I used to pray the rosary every time I flew.
I seemed to have been born with a fear of flying. I stayed behind at my grandma’s house when I was 10 while my family went to Mexico for a wedding because I was too afraid of the airplane ride. I took my first flight when I was 19, and I prayed the rosary every day for at least 10 days before it. I prayed it on the plane, secretly beneath the jacket over my lap, afraid I’d offend the Jewish friend I was traveling with. I prayed it every night of the trip, beneath the hotel blankets, in preparation for the plane ride home. And of course, I prayed it on that return flight.
I don’t know exactly when I stopped praying the rosary on flights, but I think it was around the time I got married. After that, I clutched my husband’s hand in lieu of the rosary beads when I started to get anxious. Dropping the in-flight rosary habit had less to do with my marital status and more to do with my gradual move away from an unholy union in my spiritual life between Catholicism and superstition. Even though I knew it was illogical, deep down I believed that my safety depended on my rituals, that I was making some kind of bargain with God, that each flight I took arrived safely because I prayed those rosaries and not because air travel is incredibly safe.
My fear of flying hasn’t gone away with exposure, nor the fact that I’ve now survived dozens of flights. After returning from my most recent trip, I conducted an informal survey of my friends’ attitudes about flying. I was surprised to learn that my rosary-clutching style was more common than I thought. One friend admitted that she needs Valium to get through flights. Another said that she doesn’t mind flying, but that she “prays like crazy during take-off and landing.” And over beers, a third admitted, “I’ve finally gotten to the point where I don’t have to pray the rosary when I fly anymore.”
This makes me wonder how many rosary beads flight attendants see in the course of their work.
I write this on the eve of Thanksgiving, and one of the things I will always be grateful for in my faith tradition is the dozens of prayers I’ve learned by rote so that my mind and my heart have something to say when panic creeps in. And I feel grateful for all the places I was able to see, the opportunities I was able to take, and the alcohol and valium I was able to avoid because the rosary was my faithful travel companion.
The pastor at my church grew up in the Baptist tradition, and she used to feel dismissive of faith adherents who used memorized prayers, who didn’t pray “from the heart” or “as the spirit moved them.” When she made a comment along these lines to her Episcopalian grandmother, her grandmother responded, “These words are like a window, and when I look through them, I can see God.”

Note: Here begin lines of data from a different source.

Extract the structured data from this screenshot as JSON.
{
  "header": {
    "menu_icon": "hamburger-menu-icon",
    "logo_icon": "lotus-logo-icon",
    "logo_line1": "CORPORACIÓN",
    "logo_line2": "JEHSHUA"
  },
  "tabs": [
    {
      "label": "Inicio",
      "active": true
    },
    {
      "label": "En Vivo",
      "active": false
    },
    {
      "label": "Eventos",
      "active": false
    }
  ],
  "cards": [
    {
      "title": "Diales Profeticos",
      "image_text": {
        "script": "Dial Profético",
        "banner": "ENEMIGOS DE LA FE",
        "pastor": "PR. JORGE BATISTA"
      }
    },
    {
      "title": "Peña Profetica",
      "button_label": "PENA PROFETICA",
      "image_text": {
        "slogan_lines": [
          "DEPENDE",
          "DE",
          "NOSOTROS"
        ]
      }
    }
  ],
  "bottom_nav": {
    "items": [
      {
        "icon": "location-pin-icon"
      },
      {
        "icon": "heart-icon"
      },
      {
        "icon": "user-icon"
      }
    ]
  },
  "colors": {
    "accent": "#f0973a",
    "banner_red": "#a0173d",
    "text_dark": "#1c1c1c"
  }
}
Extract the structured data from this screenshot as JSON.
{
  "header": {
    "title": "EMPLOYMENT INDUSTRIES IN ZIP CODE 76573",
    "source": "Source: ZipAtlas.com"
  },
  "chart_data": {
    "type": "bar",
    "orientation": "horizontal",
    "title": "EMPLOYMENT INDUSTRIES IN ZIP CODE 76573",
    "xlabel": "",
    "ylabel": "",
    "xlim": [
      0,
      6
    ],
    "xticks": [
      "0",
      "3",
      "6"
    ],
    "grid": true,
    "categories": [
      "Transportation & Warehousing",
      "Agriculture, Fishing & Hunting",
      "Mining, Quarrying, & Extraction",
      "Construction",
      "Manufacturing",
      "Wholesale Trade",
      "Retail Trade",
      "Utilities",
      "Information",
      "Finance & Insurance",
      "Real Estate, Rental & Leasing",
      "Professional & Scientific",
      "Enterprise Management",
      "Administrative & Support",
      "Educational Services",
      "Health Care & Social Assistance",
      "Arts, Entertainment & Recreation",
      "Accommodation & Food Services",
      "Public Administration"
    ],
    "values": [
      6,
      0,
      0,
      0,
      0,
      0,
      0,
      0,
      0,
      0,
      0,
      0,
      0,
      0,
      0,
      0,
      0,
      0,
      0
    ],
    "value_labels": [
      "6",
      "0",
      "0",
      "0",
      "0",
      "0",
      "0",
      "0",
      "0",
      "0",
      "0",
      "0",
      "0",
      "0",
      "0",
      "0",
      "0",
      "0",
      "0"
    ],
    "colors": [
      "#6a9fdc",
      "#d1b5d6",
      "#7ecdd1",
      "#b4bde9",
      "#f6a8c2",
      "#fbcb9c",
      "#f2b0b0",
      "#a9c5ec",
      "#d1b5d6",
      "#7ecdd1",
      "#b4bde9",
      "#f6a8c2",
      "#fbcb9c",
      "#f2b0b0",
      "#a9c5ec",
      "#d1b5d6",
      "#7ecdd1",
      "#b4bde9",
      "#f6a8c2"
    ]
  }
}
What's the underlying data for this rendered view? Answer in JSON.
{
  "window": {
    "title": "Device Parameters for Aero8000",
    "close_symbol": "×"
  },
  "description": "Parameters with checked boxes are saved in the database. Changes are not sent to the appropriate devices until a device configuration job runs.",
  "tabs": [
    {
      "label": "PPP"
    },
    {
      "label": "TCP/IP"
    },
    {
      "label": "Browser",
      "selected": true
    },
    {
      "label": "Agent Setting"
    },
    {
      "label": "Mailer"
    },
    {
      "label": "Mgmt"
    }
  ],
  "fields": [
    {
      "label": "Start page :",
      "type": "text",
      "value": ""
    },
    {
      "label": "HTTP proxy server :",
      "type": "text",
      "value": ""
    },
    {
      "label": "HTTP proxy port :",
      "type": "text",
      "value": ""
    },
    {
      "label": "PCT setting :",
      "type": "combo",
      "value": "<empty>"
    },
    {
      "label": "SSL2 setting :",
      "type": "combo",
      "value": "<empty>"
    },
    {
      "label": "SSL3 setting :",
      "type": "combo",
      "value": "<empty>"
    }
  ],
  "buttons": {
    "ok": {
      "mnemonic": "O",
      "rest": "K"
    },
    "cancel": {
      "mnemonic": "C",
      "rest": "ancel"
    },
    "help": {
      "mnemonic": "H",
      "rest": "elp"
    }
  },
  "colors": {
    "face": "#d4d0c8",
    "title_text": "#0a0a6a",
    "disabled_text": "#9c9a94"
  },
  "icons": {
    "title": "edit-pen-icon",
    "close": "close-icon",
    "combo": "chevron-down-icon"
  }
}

Perhaps this is the secret behind all those rosaries on airplanes—that they give us a glimpse of something beautiful and familiar and safe, at a time when it feels as though we’ve left all that 30,000 feet below.